═════ DATA
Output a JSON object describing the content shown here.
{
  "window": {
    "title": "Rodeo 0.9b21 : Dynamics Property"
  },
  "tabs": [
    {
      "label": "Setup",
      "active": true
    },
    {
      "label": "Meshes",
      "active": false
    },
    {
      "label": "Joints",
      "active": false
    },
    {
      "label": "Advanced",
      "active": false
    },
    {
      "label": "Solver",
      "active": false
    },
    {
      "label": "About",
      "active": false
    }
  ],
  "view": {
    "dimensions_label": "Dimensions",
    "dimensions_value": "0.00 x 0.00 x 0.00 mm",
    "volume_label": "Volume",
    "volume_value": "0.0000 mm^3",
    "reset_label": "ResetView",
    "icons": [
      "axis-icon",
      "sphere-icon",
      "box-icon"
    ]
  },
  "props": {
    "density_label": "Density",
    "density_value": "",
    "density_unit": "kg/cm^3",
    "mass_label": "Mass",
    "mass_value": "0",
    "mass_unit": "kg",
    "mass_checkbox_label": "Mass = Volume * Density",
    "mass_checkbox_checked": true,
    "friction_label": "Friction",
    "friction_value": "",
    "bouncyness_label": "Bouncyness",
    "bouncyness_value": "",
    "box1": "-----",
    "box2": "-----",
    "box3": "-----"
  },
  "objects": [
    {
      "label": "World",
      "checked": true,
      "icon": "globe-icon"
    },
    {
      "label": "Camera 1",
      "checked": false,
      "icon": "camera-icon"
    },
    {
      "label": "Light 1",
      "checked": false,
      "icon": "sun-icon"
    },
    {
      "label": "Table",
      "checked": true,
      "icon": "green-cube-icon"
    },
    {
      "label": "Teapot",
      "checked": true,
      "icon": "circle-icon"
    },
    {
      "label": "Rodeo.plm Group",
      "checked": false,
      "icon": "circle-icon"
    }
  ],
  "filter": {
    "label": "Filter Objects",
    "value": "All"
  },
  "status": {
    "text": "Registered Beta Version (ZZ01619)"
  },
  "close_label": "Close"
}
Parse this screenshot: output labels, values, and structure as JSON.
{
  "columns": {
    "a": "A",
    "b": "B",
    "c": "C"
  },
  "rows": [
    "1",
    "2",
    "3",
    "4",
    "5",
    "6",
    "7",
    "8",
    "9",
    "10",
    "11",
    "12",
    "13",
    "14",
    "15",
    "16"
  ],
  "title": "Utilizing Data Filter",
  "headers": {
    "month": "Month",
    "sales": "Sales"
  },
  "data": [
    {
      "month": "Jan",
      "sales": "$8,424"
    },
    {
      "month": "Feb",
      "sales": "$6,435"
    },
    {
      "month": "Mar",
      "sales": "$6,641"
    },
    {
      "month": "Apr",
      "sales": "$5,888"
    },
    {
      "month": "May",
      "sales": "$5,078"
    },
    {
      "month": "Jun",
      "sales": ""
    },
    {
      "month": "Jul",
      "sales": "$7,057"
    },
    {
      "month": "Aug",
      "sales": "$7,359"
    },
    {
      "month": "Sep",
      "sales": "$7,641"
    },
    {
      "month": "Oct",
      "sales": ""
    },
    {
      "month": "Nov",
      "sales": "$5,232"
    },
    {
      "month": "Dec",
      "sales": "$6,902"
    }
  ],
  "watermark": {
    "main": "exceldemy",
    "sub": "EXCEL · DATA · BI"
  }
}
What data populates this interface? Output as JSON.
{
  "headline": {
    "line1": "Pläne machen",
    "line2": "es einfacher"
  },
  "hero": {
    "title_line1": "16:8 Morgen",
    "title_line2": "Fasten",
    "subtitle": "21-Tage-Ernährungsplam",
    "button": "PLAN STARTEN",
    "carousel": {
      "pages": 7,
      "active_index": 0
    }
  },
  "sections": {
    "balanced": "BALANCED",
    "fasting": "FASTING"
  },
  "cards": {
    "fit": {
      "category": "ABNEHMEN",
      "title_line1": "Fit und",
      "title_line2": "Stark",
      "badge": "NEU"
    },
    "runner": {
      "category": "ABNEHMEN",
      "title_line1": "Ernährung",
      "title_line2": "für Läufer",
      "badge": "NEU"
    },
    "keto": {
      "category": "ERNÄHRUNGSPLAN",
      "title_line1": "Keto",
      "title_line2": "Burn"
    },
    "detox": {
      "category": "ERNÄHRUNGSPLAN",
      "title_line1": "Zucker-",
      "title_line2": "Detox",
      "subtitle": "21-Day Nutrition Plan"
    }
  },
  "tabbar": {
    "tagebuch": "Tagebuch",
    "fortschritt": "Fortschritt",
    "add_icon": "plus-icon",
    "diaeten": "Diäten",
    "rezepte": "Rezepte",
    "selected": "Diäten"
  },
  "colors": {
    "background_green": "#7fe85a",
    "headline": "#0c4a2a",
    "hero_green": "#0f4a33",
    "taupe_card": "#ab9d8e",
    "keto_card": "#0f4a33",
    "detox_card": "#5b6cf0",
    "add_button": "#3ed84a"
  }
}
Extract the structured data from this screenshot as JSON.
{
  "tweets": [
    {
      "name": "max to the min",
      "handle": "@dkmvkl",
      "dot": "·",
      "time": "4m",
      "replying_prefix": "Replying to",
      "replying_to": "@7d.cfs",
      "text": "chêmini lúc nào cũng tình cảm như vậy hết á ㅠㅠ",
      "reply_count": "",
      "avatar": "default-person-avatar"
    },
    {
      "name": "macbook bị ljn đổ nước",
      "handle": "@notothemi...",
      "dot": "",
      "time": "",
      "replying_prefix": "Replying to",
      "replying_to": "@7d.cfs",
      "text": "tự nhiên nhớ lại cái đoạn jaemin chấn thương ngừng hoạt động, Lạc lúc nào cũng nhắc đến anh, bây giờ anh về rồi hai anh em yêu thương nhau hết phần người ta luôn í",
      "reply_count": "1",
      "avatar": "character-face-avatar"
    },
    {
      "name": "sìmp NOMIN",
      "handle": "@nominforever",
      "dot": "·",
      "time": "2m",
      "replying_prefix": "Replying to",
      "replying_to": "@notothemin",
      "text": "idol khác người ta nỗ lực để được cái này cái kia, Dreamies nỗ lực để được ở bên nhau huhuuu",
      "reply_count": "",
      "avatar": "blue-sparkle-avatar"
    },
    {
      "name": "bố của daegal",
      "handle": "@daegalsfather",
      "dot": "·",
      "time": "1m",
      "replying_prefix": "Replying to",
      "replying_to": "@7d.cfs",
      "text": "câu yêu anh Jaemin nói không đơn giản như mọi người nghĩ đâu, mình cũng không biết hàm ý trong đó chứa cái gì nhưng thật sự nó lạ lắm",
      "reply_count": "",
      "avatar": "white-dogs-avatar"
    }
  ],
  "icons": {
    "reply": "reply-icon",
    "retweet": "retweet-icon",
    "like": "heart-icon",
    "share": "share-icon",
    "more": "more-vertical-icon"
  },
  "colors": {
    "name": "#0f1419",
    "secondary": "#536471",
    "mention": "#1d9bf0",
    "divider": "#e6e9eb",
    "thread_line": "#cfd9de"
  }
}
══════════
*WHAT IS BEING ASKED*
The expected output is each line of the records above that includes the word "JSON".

*OUTPUT OF THE TASK*
Output a JSON object describing the content shown here.
Parse this screenshot: output labels, values, and structure as JSON.
What data populates this interface? Output as JSON.
Extract the structured data from this screenshot as JSON.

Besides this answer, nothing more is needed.